This Week's Question: How frozen are frozen rosters?

The question for Week 14 comes from Rudy, who wants to know just how frozen rosters should be in leagues that suspend all waiver wire activity for the post-season:

Our league has two contradictory rules. One is that all rosters are frozen the week before the playoffs begin. The second is that players can only be kept on IR in fantasy as long as they are on IR in the NFL. If I have Aaron Rodgers on IR before the playoffs, what should happen if he starts in Week 17 (my championship game)? Does he have to stay on IR because my team is frozen? Or is my team required to “thaw” enough for me to reactivate him?
Readers with answers for Rudy’s question should either post them as comments below or email me with their responses.

Survivor Pool Picks - Week 14 (Courtesy of Matthew Schiff)

Trap Game: Cowboys at Giants

Steve Spagnuolo has replaced Ben McAdoo and has reinstated Eli Manning. Will that be enough to rejuvenate a woeful Giants defense that gives up more than 375 yards per game on average? I think so. Moreover, if Dak Prescott continues to press as he has been in the absence of Ezekiel Elliott, the crowd at MetLife stadium could end up dancing to "Back in the New York Groove" in an upset of their hated rivals. Remember, survival pools are about avoiding the upset—and this has upset all over it.

#3: Bengals over Bears (8-5, BUF, TB, CLE, NE, NYG, ATL, PHI, MN, SEA, PIT, KC, NO, BAL, TEN)

Mitchell Trubisky started his NFL career with a 2-1 record but finds himself 2-6 and caught in a 5-game losing streak. Over his first 8 games, he has posted 1237 yards, 5 TDs, and 4 picks. Those numbers don’t scare any defense, and the rest of his teammates only muster 15.5 pts per game. Combine that with the fact that the Bengals’ stingy defense only yields an average of 19.1 pts per game and this is a formula for a Bears loss.
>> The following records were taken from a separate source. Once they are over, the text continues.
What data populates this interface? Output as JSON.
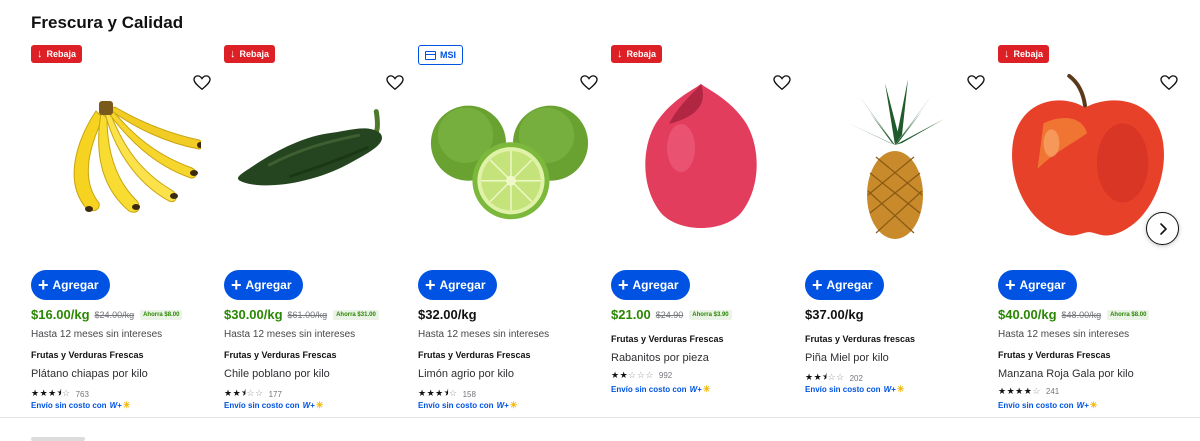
{
  "section": {
    "title": "Frescura y Calidad"
  },
  "common": {
    "add_label": "Agregar",
    "msi_text": "Hasta 12 meses sin intereses",
    "shipping_text": "Envío sin costo con",
    "shipping_brand": "W+"
  },
  "products": [
    {
      "badge": "Rebaja",
      "badge_type": "rebaja",
      "price": "$16.00/kg",
      "price_color": "green",
      "old_price": "$24.00/kg",
      "saving": "Ahorra $8.00",
      "msi": true,
      "category": "Frutas y Verduras Frescas",
      "name": "Plátano chiapas por kilo",
      "rating": 3.5,
      "reviews": "763",
      "shipping": true,
      "image": "bananas"
    },
    {
      "badge": "Rebaja",
      "badge_type": "rebaja",
      "price": "$30.00/kg",
      "price_color": "green",
      "old_price": "$61.00/kg",
      "saving": "Ahorra $31.00",
      "msi": true,
      "category": "Frutas y Verduras Frescas",
      "name": "Chile poblano por kilo",
      "rating": 2.5,
      "reviews": "177",
      "shipping": true,
      "image": "poblano-pepper"
    },
    {
      "badge": "MSI",
      "badge_type": "msi",
      "price": "$32.00/kg",
      "price_color": "black",
      "old_price": "",
      "saving": "",
      "msi": true,
      "category": "Frutas y Verduras Frescas",
      "name": "Limón agrio por kilo",
      "rating": 3.5,
      "reviews": "158",
      "shipping": true,
      "image": "limes"
    },
    {
      "badge": "Rebaja",
      "badge_type": "rebaja",
      "price": "$21.00",
      "price_color": "green",
      "old_price": "$24.90",
      "saving": "Ahorra $3.90",
      "msi": false,
      "category": "Frutas y Verduras Frescas",
      "name": "Rabanitos por pieza",
      "rating": 2,
      "reviews": "992",
      "shipping": true,
      "image": "mango"
    },
    {
      "badge": "",
      "badge_type": "none",
      "price": "$37.00/kg",
      "price_color": "black",
      "old_price": "",
      "saving": "",
      "msi": false,
      "category": "Frutas y Verduras frescas",
      "name": "Piña Miel por kilo",
      "rating": 2.5,
      "reviews": "202",
      "shipping": true,
      "image": "pineapple"
    },
    {
      "badge": "Rebaja",
      "badge_type": "rebaja",
      "price": "$40.00/kg",
      "price_color": "green",
      "old_price": "$48.00/kg",
      "saving": "Ahorra $8.00",
      "msi": true,
      "category": "Frutas y Verduras Frescas",
      "name": "Manzana Roja Gala por kilo",
      "rating": 4,
      "reviews": "241",
      "shipping": true,
      "image": "red-apple"
    }
  ],
  "icons": {
    "heart": "heart-outline-icon",
    "next": "chevron-right-icon",
    "plus": "plus-icon"
  },
  "colors": {
    "primary_blue": "#0053e2",
    "sale_red": "#dd1f26",
    "price_green": "#2a8703"
  }
}
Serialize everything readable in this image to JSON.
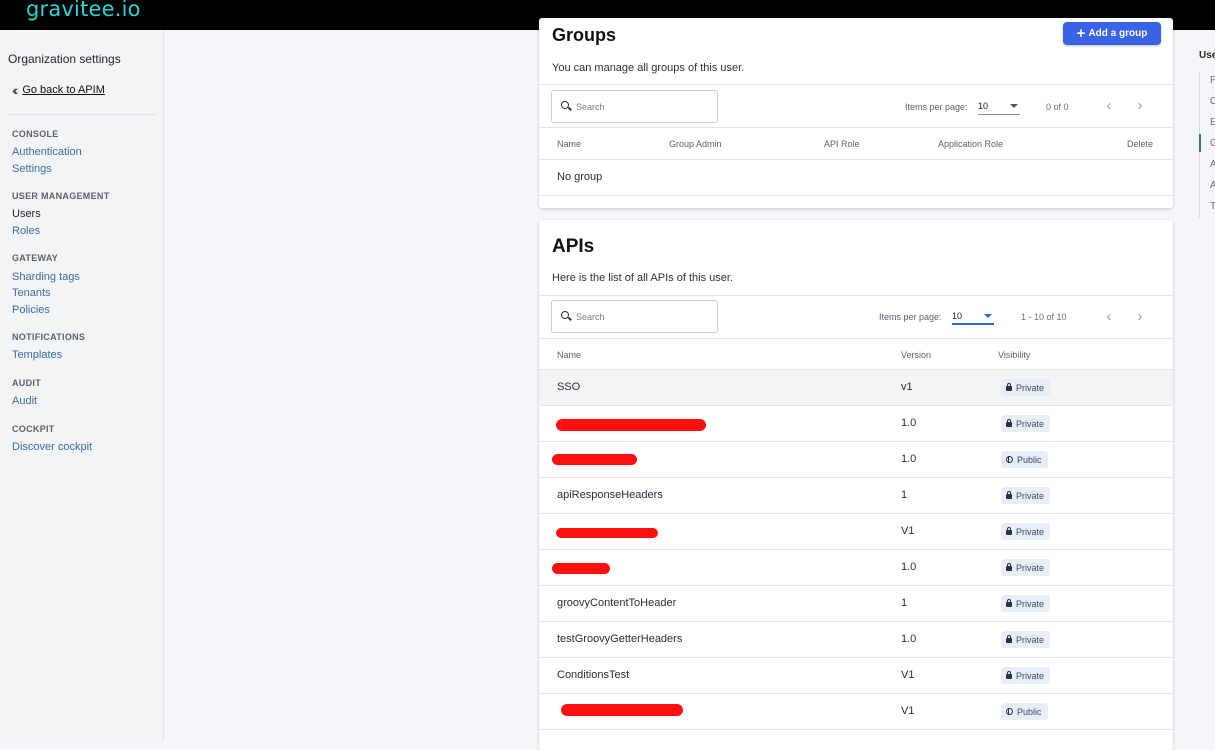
{
  "app": {
    "logo": "gravitee.io"
  },
  "sidebar": {
    "title": "Organization settings",
    "back_label": "Go back to APIM",
    "sections": [
      {
        "title": "CONSOLE",
        "items": [
          "Authentication",
          "Settings"
        ]
      },
      {
        "title": "USER MANAGEMENT",
        "items": [
          "Users",
          "Roles"
        ]
      },
      {
        "title": "GATEWAY",
        "items": [
          "Sharding tags",
          "Tenants",
          "Policies"
        ]
      },
      {
        "title": "NOTIFICATIONS",
        "items": [
          "Templates"
        ]
      },
      {
        "title": "AUDIT",
        "items": [
          "Audit"
        ]
      },
      {
        "title": "COCKPIT",
        "items": [
          "Discover cockpit"
        ]
      }
    ],
    "active_item": "Users"
  },
  "right_rail": {
    "title": "Use",
    "items": [
      "P",
      "O",
      "E",
      "G",
      "A",
      "A",
      "T"
    ]
  },
  "groups": {
    "title": "Groups",
    "subtitle": "You can manage all groups of this user.",
    "add_label": "Add a group",
    "search_placeholder": "Search",
    "items_per_page_label": "Items per page:",
    "items_per_page": "10",
    "range": "0 of 0",
    "columns": [
      "Name",
      "Group Admin",
      "API Role",
      "Application Role",
      "Delete"
    ],
    "empty_text": "No group"
  },
  "apis": {
    "title": "APIs",
    "subtitle": "Here is the list of all APIs of this user.",
    "search_placeholder": "Search",
    "items_per_page_label": "Items per page:",
    "items_per_page": "10",
    "range": "1 - 10 of 10",
    "columns": [
      "Name",
      "Version",
      "Visibility"
    ],
    "rows": [
      {
        "name": "SSO",
        "version": "v1",
        "visibility": "Private"
      },
      {
        "name": "",
        "version": "1.0",
        "visibility": "Private"
      },
      {
        "name": "",
        "version": "1.0",
        "visibility": "Public"
      },
      {
        "name": "apiResponseHeaders",
        "version": "1",
        "visibility": "Private"
      },
      {
        "name": "",
        "version": "V1",
        "visibility": "Private"
      },
      {
        "name": "",
        "version": "1.0",
        "visibility": "Private"
      },
      {
        "name": "groovyContentToHeader",
        "version": "1",
        "visibility": "Private"
      },
      {
        "name": "testGroovyGetterHeaders",
        "version": "1.0",
        "visibility": "Private"
      },
      {
        "name": "ConditionsTest",
        "version": "V1",
        "visibility": "Private"
      },
      {
        "name": "",
        "version": "V1",
        "visibility": "Public"
      }
    ]
  },
  "colors": {
    "accent": "#3b63e8",
    "link": "#3b6ea8",
    "logo": "#27d4d6",
    "redaction": "#ff1010"
  }
}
Keep it simple this week, and if you haven't used the Bengals, take them at home as they rebound from their loss to the Steelers against the tame, lame Bears.

#2: Chargers over Redskins (9-4, NE, SEA, PIT, ATL, PHI, HOU, TN, CIN, JAC, LAR, KC, WAS, OAK)

Philip Rivers is probably having one of his best seasons. After starting 0-3, he has led his team back to a 6-6 record and an opportunity to challenge the Chiefs for first place in the AFC West in Week 15. Before then, the Chargers need to take care of business against one of the two NFC East teams playing in LA on Sunday. Washington's playoff chances are starting to flicker out, which makes them desperate, which makes them unpredictable, which is why this choice isn’t perfect. But Rivers is surrounded by lots of great weapons, whereas Kirk Cousins is surrounded by injured players (like Jordan Reed) and disappointments (like Terrelle Pryor). The difference is so stark that Charger fans have more to fear from wildfires than from Washington this week.

#1: Packers over Browns (10-3 ATL, OAK, NE, SEA, PIT, DEN, DAL, PHI, HOU*, DET, JAC, CIN, LAC)

Brett Hundley has been doing his best to show fans that the Packers will be just fine without injured star QB Aaron Rodgers, who is slated to return in Week 15. This week though, he gets another easy challenge against Cleveland, the team that we have bet against in this column for the last three weeks. The only red flag is that the Packers are on the road against a Browns team that wants to pass it deep, the Achilles heel for Green Bay early in the season. True, the Browns aren't that bad. But as they say, don't fight the trend. Take the Pack on the road.

Mike Davis has been writing about fantasy football since 1999--and playing video games even longer than that. His latest novel (concerning a gamer who gets trapped inside Nethack after eating too many shrooms) can be found here.